(Data entries)

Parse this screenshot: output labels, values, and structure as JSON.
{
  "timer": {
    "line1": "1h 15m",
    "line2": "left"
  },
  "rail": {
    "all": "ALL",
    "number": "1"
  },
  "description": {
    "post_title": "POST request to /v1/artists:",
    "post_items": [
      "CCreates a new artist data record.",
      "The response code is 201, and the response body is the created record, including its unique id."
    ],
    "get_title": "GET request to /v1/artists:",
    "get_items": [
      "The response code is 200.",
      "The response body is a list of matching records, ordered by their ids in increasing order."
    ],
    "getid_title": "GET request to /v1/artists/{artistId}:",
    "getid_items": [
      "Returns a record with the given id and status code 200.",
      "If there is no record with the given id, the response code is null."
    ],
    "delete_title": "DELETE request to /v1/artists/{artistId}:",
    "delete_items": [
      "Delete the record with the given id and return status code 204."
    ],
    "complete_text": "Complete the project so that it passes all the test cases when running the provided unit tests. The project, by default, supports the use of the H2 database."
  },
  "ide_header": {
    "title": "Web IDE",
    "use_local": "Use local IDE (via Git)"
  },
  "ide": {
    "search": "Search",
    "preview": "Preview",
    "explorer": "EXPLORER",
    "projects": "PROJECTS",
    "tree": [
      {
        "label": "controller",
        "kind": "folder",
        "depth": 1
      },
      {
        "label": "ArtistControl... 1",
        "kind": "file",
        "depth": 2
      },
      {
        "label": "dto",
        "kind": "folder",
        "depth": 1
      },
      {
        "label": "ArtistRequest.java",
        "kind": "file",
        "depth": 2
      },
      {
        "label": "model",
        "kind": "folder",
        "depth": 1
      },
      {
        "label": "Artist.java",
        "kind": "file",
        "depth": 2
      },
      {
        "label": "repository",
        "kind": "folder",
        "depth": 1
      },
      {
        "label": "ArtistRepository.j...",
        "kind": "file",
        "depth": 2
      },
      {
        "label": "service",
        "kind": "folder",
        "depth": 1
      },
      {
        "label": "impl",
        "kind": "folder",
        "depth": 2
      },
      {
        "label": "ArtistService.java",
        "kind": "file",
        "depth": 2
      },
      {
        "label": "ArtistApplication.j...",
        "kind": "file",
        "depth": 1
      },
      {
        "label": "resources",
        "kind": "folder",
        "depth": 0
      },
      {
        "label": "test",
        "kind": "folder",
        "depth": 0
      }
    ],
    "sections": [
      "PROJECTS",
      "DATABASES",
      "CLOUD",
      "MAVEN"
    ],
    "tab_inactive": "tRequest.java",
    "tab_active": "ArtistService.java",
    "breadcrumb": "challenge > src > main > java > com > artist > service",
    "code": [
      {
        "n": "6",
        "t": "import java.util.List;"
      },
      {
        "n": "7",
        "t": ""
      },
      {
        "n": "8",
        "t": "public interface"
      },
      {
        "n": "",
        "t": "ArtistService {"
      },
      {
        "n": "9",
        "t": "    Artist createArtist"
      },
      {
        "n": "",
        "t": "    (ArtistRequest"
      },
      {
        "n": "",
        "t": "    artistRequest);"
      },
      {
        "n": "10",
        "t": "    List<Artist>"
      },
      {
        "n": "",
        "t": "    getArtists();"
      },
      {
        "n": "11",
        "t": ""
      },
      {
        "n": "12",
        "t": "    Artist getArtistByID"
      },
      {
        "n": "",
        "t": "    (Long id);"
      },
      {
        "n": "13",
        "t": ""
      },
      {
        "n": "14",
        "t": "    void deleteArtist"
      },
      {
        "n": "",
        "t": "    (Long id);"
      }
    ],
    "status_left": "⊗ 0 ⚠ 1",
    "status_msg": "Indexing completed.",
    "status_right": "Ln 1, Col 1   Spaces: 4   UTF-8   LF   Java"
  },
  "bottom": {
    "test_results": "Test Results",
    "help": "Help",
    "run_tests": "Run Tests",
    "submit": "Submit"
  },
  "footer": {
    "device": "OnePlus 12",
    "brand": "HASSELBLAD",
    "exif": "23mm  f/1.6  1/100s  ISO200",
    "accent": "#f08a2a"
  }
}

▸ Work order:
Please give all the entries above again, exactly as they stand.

▸ Reply to the exercise:
Parse this screenshot: output labels, values, and structure as JSON.
{
  "timer": {
    "line1": "1h 15m",
    "line2": "left"
  },
  "rail": {
    "all": "ALL",
    "number": "1"
  },
  "description": {
    "post_title": "POST request to /v1/artists:",
    "post_items": [
      "CCreates a new artist data record.",
      "The response code is 201, and the response body is the created record, including its unique id."
    ],
    "get_title": "GET request to /v1/artists:",
    "get_items": [
      "The response code is 200.",
      "The response body is a list of matching records, ordered by their ids in increasing order."
    ],
    "getid_title": "GET request to /v1/artists/{artistId}:",
    "getid_items": [
      "Returns a record with the given id and status code 200.",
      "If there is no record with the given id, the response code is null."
    ],
    "delete_title": "DELETE request to /v1/artists/{artistId}:",
    "delete_items": [
      "Delete the record with the given id and return status code 204."
    ],
    "complete_text": "Complete the project so that it passes all the test cases when running the provided unit tests. The project, by default, supports the use of the H2 database."
  },
  "ide_header": {
    "title": "Web IDE",
    "use_local": "Use local IDE (via Git)"
  },
  "ide": {
    "search": "Search",
    "preview": "Preview",
    "explorer": "EXPLORER",
    "projects": "PROJECTS",
    "tree": [
      {
        "label": "controller",
        "kind": "folder",
        "depth": 1
      },
      {
        "label": "ArtistControl... 1",
        "kind": "file",
        "depth": 2
      },
      {
        "label": "dto",
        "kind": "folder",
        "depth": 1
      },
      {
        "label": "ArtistRequest.java",
        "kind": "file",
        "depth": 2
      },
      {
        "label": "model",
        "kind": "folder",
        "depth": 1
      },
      {
        "label": "Artist.java",
        "kind": "file",
        "depth": 2
      },
      {
        "label": "repository",
        "kind": "folder",
        "depth": 1
      },
      {
        "label": "ArtistRepository.j...",
        "kind": "file",
        "depth": 2
      },
      {
        "label": "service",
        "kind": "folder",
        "depth": 1
      },
      {
        "label": "impl",
        "kind": "folder",
        "depth": 2
      },
      {
        "label": "ArtistService.java",
        "kind": "file",
        "depth": 2
      },
      {
        "label": "ArtistApplication.j...",
        "kind": "file",
        "depth": 1
      },
      {
        "label": "resources",
        "kind": "folder",
        "depth": 0
      },
      {
        "label": "test",
        "kind": "folder",
        "depth": 0
      }
    ],
    "sections": [
      "PROJECTS",
      "DATABASES",
      "CLOUD",
      "MAVEN"
    ],
    "tab_inactive": "tRequest.java",
    "tab_active": "ArtistService.java",
    "breadcrumb": "challenge > src > main > java > com > artist > service",
    "code": [
      {
        "n": "6",
        "t": "import java.util.List;"
      },
      {
        "n": "7",
        "t": ""
      },
      {
        "n": "8",
        "t": "public interface"
      },
      {
        "n": "",
        "t": "ArtistService {"
      },
      {
        "n": "9",
        "t": "    Artist createArtist"
      },
      {
        "n": "",
        "t": "    (ArtistRequest"
      },
      {
        "n": "",
        "t": "    artistRequest);"
      },
      {
        "n": "10",
        "t": "    List<Artist>"
      },
      {
        "n": "",
        "t": "    getArtists();"
      },
      {
        "n": "11",
        "t": ""
      },
      {
        "n": "12",
        "t": "    Artist getArtistByID"
      },
      {
        "n": "",
        "t": "    (Long id);"
      },
      {
        "n": "13",
        "t": ""
      },
      {
        "n": "14",
        "t": "    void deleteArtist"
      },
      {
        "n": "",
        "t": "    (Long id);"
      }
    ],
    "status_left": "⊗ 0 ⚠ 1",
    "status_msg": "Indexing completed.",
    "status_right": "Ln 1, Col 1   Spaces: 4   UTF-8   LF   Java"
  },
  "bottom": {
    "test_results": "Test Results",
    "help": "Help",
    "run_tests": "Run Tests",
    "submit": "Submit"
  },
  "footer": {
    "device": "OnePlus 12",
    "brand": "HASSELBLAD",
    "exif": "23mm  f/1.6  1/100s  ISO200",
    "accent": "#f08a2a"
  }
}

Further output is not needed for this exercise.